The Muslim Brotherhood's Freedom and Justice Party (FJP) on Tuesday condemned a recent US State Department statement criticising an arrest warrant issued earlier this week for Egyptian television satirist Bassem Youssef.
On Monday, the US State Department declared that ongoing investigations of Youssef and other critics of President Mohamed Morsi indicated a "disturbing trend" of growing restrictions on freedom of expression in Egypt.
The FJP responded to the statement by accusing the US of "flagrant interference" in Egypt's' affairs.
The party went on to clarify that Youssef had been accused mainly of "insulting religion and mocking religious practices," rather than insulting the president, as the US statement had implied.
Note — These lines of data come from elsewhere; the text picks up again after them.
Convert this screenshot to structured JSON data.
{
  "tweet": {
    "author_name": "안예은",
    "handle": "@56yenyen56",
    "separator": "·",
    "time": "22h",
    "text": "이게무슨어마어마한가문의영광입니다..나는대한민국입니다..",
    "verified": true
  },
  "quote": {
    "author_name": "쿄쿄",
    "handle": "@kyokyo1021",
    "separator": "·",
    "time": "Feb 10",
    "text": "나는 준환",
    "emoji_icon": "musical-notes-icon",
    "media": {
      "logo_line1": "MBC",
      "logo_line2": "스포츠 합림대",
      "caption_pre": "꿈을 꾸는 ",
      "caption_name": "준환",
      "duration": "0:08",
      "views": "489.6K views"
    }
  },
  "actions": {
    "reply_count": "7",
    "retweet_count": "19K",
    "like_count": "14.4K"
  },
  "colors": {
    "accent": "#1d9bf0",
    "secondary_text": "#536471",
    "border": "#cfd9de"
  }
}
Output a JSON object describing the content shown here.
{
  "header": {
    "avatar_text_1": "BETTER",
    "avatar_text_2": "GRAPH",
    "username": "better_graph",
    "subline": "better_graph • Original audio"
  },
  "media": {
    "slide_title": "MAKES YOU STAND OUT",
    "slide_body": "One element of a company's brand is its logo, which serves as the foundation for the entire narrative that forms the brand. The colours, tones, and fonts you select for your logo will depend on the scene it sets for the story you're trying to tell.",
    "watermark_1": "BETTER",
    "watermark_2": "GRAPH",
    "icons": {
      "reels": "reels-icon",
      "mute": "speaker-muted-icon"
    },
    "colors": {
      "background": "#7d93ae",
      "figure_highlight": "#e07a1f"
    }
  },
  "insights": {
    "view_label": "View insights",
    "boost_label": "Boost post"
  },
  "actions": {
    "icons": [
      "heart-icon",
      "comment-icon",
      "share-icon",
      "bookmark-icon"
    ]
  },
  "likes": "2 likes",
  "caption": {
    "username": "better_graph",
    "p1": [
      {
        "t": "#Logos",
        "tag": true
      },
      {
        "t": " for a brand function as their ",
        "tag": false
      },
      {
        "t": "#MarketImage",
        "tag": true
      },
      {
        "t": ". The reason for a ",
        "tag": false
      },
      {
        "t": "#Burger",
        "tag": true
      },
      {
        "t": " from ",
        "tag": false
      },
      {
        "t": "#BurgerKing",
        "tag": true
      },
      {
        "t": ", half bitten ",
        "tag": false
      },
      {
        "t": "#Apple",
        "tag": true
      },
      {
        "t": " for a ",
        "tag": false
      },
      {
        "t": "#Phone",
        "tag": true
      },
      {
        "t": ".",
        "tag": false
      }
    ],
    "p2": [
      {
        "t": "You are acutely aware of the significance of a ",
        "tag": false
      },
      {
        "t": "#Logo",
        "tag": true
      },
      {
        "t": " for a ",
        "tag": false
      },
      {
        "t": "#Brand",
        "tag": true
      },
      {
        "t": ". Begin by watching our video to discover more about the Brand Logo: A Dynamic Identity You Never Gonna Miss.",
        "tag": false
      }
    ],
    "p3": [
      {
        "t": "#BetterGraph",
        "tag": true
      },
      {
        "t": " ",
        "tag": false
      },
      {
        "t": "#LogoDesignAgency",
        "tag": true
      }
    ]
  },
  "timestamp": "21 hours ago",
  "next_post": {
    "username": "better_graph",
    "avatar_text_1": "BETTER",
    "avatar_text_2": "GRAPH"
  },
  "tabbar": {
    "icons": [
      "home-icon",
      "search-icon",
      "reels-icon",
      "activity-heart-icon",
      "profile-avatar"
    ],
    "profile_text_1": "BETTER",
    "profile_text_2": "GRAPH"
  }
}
Insulting religion, the FJP asserted, "constitutes a dangerous violation of law, tradition and social and intellectual norms in Egyptian society."
The US statement, the party added, "can only be seen as a US endorsement of [Egyptian] media personalities who insult religion." The FJP went on to stress its "absolute condemnation" of the state department's assertions.
Monday's strongly-worded statement by US State Department spokeswoman Victoria Nuland was issued one day after Youssef was released on bail following charges that had insulted Egypt's president and the Islamic faith.
Youssef's Al-Bernameg show, which is inspired in part by Jon Stewart's Daily Show, is known for lampooning Morsi – Egypt's first-ever freely-elected president – and conservative Islamist clerics.
Youssef's questioning by the authorities came after arrest warrants were also issued for five prominent anti-government activists accused of inciting violence.
Nuland asserted that the Egyptian government had apparently failed to show even-handedness when investigating cases of police brutality and attacks against anti-Morsi protesters and journalists.
Egypt's Public Prosecution, meanwhile, has denied that the recent arrests warrants were political in nature, asserting that they simply represented the application of Egyptian law.